Once the renovation is completed, ideally by 2021, the museum will be a place that honors music’s history and celebrates what it is becoming. The NMM will also be celebrating its 50th anniversary in 2023, a milestone that points to the future as much as it does to the past.
“Getting the renovation project done isn’t the end—it’s only the beginning,” says Collinsworth. “Museum collections are dynamic, ‘living’ things. We will continue to acquire and collect instruments, and there will always be new stories that we need to tell.”
The museum has also undertaken the project of digitally cataloguing its holdings, starting with Arne Larson’s original 2,500-instrument collection, as well as all the NMM’s instruments made before 1800 (including the previously mentioned Witten-Rawlins collection). Uploaded to a section of NMM’s website called eMuseum, this information is a great visual resource and way for visitors and scholars to explore these treasures virtually. Data on the rest of museum’s thousands of instruments will be uploaded over a span of years.
Aside from its high-caliber offerings, part of what makes the National Music Museum unique is its unassuming location. The museum may reside in a small city in a sparsely populated state, but its location has not diminished its influence, staff say. The NMM’s instruments would be treasures in Berlin, Paris or any world city, but a point of pride for the museum is its South Dakota connection, forged so long ago and fostered still.
“Arne Larson used to say, ‘It’s no farther from New York to Vermillion than it is from Vermillion to New York,’” Banks says. “Does it take more effort for some people to get here? Sometimes. Do they get here? Yes. People come here from all over the world to see these instruments—trekking to Vermillion from as far away as Australia.” A Polish scholar once spent a week examining the museum’s saxophones as research for a book he was writing.
While its collections are certainly attractive to music experts, the museum also strives to be equally inviting to the curious passerby who spots one of the NMM’s catchy billboards on the interstate and decides to stop in. “Once people get here, they can’t believe it,” Banks said. “You don’t have to be a musician to like or enjoy looking at such fascinating musical instruments.”
It is an NMM goal to ensure that its local and regional patrons, particularly, return to the new museum again and again. Now that it can change out its galleries more frequently, the NMM is closer than ever to making that mission a reality.
“A person who visits the NMM four or five times a year will always encounter something new to engage with,” Collinsworth said. “When people come back to us in 2021, I think the environment they enter will give them a renewed appreciation for how important this collection is and how important it is for the town, state, region, nation, world and for music.

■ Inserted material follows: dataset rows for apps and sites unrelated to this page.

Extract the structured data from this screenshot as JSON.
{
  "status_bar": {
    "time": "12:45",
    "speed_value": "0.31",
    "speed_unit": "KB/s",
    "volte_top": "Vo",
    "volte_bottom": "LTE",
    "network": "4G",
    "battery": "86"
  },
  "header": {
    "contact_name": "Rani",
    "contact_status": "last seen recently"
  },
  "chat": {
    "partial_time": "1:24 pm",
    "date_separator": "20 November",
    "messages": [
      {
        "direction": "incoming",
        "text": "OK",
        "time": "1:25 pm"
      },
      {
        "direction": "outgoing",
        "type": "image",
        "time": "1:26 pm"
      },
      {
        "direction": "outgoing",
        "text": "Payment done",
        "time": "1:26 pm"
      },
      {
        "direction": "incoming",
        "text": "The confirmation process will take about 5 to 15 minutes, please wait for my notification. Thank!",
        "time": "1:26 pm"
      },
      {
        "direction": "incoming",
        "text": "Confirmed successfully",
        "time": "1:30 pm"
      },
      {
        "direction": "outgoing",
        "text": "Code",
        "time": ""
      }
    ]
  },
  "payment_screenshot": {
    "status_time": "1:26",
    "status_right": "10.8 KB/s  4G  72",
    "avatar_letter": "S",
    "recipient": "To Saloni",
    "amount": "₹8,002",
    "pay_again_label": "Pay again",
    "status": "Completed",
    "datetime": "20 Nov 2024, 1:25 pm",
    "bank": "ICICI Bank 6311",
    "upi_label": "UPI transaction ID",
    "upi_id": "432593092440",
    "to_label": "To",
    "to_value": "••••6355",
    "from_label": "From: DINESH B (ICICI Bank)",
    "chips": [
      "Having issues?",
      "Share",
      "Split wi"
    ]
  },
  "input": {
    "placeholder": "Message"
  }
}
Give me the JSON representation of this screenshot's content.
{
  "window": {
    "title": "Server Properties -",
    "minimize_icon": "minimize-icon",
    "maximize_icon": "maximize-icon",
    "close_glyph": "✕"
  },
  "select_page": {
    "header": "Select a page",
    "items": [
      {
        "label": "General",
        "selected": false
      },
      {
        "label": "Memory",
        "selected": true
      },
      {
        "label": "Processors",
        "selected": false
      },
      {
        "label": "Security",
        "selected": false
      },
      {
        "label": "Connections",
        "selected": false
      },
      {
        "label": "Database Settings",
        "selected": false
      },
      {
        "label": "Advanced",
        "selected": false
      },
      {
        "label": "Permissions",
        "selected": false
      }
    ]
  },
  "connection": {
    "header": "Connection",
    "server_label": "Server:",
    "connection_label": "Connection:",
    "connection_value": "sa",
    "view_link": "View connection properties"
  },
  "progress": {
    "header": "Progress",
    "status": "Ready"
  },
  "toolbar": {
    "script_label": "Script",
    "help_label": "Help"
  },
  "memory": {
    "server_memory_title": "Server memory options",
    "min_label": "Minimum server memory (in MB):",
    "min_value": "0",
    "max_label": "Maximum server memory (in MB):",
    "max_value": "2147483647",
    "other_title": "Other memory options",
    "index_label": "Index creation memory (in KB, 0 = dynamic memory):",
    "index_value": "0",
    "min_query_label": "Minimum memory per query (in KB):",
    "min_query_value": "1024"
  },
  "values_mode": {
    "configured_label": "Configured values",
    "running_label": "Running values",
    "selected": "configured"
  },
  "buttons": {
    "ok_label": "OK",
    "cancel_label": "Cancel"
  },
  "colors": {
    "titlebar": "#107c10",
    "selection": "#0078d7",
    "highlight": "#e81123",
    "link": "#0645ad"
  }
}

“The NMM is one of the world’s finest collections of musical instruments, and it’s here in Vermillion, South Dakota. I think that’s something that everyone here should cherish and be proud about.”
While the National Music Museum is undergoing a historic time of its own in South Dakota, several stringed instruments will journey to Italy this fall for a year-long display.
Rather than putting some of the museum’s most famous pieces—including Stradivari and Amati violins—out of sight in storage, the NMM will send several to the ancestral home of fine stringed instruments, Cremona, Italy, where they were built in the 17th and 18th centuries. History’s most famous violinmakers dwelled and worked there.
“It’ll be the trip of a lifetime,” said Jo Wohlenburg, one of the NMM board members who will travel to northern Italy for the installation.
The historic exhibit, “Reunion in Cremona,” will be open at the Museo del Violino from Sept. 21 to Oct. 18, 2020.